Harvest happens sometime between September and November. This depends on your local climate, as well as the weather that particular year—one year it could be the end of September, the next, end of October, and growers in the Pacific Northwest will have to pull down their crops earlier than those in Northern California.
Marijuana light cycle: 12 hours a day
When should you grow marijuana?
If you’re growing outdoors in the Northern Hemisphere, growers usually get their seeds between February and April, and you should start your seeds by the end of April. Some growers will start their seedlings inside in a more controlled environment because seedlings are more delicate, and then put their seeds in the ground outside once they’re a little bigger. If you’re growing clones or autoflowers, you have a grace period of another month or so. Plants usually need to be outside, in the ground, by the end of June.
The vegetative stage of cannabis is where the plant’s growth truly takes off.
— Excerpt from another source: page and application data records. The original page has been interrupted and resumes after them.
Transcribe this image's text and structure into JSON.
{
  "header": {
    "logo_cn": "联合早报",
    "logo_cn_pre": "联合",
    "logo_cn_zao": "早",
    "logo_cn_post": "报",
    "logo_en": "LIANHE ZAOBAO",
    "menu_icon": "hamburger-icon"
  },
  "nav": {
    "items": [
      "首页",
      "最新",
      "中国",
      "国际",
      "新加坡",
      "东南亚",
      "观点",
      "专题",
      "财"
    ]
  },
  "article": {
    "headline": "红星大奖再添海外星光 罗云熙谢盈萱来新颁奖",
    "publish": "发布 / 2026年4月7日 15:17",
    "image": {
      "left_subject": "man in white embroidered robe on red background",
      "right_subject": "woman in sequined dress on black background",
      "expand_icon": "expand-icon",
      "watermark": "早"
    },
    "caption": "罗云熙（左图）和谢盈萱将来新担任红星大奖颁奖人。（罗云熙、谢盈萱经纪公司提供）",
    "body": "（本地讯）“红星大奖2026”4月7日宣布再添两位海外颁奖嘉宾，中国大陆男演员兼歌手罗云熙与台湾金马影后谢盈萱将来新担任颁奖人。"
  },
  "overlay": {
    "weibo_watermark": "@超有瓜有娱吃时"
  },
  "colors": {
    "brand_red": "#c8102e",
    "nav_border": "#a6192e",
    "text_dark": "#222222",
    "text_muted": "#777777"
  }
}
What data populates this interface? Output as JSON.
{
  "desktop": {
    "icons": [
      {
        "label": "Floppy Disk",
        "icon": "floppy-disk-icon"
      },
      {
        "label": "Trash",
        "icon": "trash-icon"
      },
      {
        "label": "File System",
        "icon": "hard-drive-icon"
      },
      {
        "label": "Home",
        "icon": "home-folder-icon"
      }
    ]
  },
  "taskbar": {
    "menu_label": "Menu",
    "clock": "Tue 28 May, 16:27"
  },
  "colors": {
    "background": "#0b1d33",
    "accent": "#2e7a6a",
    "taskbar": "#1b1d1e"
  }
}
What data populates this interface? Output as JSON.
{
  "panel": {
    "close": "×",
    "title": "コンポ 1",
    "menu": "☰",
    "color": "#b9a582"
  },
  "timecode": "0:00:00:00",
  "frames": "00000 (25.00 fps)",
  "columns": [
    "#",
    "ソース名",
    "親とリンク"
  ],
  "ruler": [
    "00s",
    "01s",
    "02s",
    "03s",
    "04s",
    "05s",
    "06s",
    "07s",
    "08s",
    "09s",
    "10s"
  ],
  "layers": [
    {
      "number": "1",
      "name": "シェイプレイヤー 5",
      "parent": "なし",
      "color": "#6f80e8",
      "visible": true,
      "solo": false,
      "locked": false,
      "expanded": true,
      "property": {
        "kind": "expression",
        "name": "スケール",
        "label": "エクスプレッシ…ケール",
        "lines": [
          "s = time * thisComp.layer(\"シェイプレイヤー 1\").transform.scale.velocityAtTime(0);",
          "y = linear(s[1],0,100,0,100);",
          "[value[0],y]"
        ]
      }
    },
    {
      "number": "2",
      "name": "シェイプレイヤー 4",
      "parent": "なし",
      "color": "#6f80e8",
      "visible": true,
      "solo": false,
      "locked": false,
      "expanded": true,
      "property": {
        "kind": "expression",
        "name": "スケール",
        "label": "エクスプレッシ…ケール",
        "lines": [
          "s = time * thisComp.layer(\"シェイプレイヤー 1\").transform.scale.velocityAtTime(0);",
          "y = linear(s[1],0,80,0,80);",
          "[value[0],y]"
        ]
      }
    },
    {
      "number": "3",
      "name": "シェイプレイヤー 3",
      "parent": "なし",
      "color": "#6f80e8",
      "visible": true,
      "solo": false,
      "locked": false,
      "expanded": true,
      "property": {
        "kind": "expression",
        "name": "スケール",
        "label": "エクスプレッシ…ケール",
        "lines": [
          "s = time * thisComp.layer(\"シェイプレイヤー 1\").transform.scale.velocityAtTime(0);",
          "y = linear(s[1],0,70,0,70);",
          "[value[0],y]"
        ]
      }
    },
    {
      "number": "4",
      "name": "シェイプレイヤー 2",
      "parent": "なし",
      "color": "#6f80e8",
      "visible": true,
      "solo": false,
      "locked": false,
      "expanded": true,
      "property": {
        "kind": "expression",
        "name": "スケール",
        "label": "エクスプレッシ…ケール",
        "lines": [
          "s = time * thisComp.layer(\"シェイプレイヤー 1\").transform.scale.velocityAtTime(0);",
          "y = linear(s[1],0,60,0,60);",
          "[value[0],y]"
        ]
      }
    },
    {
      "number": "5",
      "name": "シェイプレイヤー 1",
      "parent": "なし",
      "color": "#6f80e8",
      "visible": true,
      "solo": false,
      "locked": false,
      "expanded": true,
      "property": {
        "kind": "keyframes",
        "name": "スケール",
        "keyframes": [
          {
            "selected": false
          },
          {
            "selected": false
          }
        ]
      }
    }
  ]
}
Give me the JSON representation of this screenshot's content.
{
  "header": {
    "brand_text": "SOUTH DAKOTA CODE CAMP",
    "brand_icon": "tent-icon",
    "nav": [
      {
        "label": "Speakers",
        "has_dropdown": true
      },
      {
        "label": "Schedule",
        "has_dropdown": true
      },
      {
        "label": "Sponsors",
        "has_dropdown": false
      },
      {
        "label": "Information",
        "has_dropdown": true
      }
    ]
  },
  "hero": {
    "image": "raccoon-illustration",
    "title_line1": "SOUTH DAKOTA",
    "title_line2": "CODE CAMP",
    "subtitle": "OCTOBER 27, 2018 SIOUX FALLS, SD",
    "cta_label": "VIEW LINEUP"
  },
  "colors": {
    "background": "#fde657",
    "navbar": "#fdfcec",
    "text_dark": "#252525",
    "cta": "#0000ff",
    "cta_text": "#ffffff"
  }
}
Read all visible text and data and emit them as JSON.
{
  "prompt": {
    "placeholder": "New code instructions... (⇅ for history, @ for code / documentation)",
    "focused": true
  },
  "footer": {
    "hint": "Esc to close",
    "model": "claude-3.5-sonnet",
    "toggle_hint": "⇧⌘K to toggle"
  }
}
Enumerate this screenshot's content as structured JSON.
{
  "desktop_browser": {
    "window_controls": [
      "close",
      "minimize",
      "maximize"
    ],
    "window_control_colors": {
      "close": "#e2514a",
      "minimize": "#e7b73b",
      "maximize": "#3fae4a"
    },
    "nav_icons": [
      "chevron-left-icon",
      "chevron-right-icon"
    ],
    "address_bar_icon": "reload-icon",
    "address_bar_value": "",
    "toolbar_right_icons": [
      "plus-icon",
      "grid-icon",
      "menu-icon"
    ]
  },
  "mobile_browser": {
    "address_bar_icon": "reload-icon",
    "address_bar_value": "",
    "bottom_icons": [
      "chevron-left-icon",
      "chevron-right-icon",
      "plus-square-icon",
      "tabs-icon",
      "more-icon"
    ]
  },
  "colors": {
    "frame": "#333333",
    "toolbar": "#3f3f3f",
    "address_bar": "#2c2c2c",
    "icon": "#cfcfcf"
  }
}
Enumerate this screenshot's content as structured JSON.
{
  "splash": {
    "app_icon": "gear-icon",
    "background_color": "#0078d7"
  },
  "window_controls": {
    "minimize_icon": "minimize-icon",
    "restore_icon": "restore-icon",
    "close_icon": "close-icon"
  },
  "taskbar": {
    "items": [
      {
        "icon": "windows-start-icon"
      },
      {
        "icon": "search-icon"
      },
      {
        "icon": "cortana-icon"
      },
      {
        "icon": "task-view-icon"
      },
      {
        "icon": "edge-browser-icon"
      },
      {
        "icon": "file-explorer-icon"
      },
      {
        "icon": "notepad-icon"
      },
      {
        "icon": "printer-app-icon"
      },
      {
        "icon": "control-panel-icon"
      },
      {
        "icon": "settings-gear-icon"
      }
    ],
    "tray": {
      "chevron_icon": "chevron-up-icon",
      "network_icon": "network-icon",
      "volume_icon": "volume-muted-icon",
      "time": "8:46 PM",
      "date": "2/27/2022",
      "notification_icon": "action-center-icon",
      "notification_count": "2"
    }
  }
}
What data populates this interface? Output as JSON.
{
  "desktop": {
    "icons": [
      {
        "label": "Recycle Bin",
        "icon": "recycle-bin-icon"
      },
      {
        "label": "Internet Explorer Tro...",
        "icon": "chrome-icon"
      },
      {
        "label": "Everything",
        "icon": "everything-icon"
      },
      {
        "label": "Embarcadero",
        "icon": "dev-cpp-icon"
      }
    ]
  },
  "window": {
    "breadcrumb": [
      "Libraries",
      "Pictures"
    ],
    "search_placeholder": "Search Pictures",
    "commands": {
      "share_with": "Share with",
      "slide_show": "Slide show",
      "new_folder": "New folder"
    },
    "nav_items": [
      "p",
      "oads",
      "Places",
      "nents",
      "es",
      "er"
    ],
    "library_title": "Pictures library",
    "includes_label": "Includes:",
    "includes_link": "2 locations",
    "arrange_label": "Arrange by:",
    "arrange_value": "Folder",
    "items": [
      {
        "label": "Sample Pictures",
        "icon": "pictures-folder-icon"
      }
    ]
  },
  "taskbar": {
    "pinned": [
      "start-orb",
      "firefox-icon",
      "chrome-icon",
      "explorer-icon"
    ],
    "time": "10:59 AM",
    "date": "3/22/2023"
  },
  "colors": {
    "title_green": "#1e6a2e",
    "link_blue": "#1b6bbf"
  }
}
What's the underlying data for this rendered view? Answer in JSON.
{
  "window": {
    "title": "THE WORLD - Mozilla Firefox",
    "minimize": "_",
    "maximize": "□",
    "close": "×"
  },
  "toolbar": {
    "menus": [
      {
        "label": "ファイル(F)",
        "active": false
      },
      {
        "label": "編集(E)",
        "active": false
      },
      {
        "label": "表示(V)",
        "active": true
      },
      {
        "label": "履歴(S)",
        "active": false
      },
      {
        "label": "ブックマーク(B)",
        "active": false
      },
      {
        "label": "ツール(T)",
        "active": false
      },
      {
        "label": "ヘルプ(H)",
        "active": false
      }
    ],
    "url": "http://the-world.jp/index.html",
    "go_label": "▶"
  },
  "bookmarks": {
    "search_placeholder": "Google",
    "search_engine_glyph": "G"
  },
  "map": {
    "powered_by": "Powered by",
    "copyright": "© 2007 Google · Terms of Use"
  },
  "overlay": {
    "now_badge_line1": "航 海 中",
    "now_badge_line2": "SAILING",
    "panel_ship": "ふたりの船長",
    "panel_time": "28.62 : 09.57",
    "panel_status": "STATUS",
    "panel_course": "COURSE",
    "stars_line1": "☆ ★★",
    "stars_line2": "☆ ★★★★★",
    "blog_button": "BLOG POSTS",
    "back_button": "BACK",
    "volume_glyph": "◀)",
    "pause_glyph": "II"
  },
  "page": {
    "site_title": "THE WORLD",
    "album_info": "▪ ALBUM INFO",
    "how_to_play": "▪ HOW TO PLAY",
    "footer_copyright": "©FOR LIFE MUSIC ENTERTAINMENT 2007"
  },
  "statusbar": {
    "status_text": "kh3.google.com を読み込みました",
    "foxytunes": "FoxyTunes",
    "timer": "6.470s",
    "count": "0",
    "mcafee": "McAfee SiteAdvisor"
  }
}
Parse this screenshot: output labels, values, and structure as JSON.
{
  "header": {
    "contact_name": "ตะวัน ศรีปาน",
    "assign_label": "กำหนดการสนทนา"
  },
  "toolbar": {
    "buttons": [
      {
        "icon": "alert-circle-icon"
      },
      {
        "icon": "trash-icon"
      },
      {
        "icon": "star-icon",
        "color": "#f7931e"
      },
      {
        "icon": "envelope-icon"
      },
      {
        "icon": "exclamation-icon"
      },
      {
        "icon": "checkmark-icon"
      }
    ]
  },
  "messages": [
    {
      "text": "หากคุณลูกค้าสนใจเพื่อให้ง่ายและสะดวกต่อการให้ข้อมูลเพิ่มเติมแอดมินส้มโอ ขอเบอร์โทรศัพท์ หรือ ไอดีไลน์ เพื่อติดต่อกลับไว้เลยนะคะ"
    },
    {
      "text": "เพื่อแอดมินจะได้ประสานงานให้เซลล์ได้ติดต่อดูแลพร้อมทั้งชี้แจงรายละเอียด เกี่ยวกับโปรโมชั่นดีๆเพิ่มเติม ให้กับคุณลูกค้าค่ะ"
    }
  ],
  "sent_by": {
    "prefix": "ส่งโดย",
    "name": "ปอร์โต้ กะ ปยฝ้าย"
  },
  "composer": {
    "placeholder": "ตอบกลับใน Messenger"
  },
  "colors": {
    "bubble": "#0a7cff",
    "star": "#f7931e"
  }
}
At this point, you’ve transplanted your plant into a larger pot and the roots and foliage are developing rapidly. This is also the time to begin topping or training your plants.
At this stage, the plant is vulnerable to disease and mold. Keep its environment clean and monitor excess moisture. Be sure to give it plenty of light.
Now the plant starts its main growing phase. Provided it receives enough light, it can grow up to two inches (5 cm) in a single day. It is obvious that the plant needs to be repotted if it is still growing in a small pot.
Cannabis is an annual plant, so its entire lifecycle takes place within a single year, with most varieties reaching the end of their life after between four and ten months. In general terms, the following four stages of life can be distinguished:
Have you ever heard of topping, super-cropping or lollipopping? Using these techniques you can train cannabis or manipulate the shape of the plant. Growers use them to develop stronger plants with more buds. Opinions vary, however, on whether these techniques actually deliver results. They are only necessary for special cultivation methods such as the Screen of Green (SCROG).
2 – Seedling stage (2 to 4 weeks)
In the germination process, the germ in the seed breaks through its shell and forms a root, which is known as the taproot. Germination takes anything from 24 hours to 7 days. Generally cannabis varieties with a high proportion of Indica germinate faster than pure Sativas.
While the first two cotyledons (seed leaves) are being formed, the plant shrugs off the protective seed husk. That signifies the end of the germination stage.
Particular care is necessary at this stage in the lifecycle. Seedlings are susceptible to illnesses and mould. Many novices get carried away with watering and give the seedlings too much fertiliser. Even if you plan to grow outdoors, it may be useful to give the plants a healthy start indoors, assuming that a location is available with adequate light (e.g. a windowsill). The plants need as much light as possible at this stage.
A quick glance is usually enough to determine the current stage. Over time, it is not just the appearance of the plant that changes, its needs also change. Different stages require different quantities of light, water and nutrients. Furthermore, if you want to determine the sex of the plant or prune it, it is useful to know which stage the plant has currently reached.
For more info on drying and curing your herb, check our blogs Top Tips To Successfully Dry And Cure Your Fresh Cannabis Buds and How to Cure Your Cannabis Buds.
Another sign that your buds are maturing is when the pistils of the flowers change colour. Pistils are small-hair like structures that grow out of the calyxes, and are the reproductive organs of the female cannabis plant. They are the site where pollination occurs—if male pollen were allowed to land there. Pistils appear bright white during the early stage of the grow cycle, and eventually shift to an orange-brown colour.
Photoperiod strains are induced to bloom by the hours of light they receive; indoors the grower changes to a 12-12 light-dark cycle to artificially promote flower growth.
Even when your plant is a mere seed, the work you put in will dictate its success or failure. Germination is the stage when the first root cracks out of the seed’s shell, which takes between 1–7 days. The wet paper towel method is a classic approach here, but you start out with the major setback of tiny fibres all over your new root. You can plant directly in the soil, of course, but you need to ensure temperature and moisture are dialled in.
Harvesting is the most rewarding part of the cultivation process for many growers. Watching your plants grow over several months is mesmerising, but finally harvesting the fruits of your labour truly is the peak of the experience. The flowering phase of the grow cycle typically lasts between 7–11 weeks, after which it’s time to strip your plants down of their buds. However, you don’t want to do this too early and prevent your flowers from fully maturing. Likewise, you don’t want to wait too long. Timing harvest is a crucial step, and there are multiple signs you should look out for to know when the time is right.
Cannabis plants will first give you an indication of their sex in the early phase of bloom. Typically within the first two weeks of flowering females will develop pistils or “hairs” to confirm their femininity.
Flowering generally lasts 7-10 weeks for indica and hybrid photoperiod cannabis strains, while the more Sativa dominant strains can take 10-14 weeks to fully ripen into primo head stash.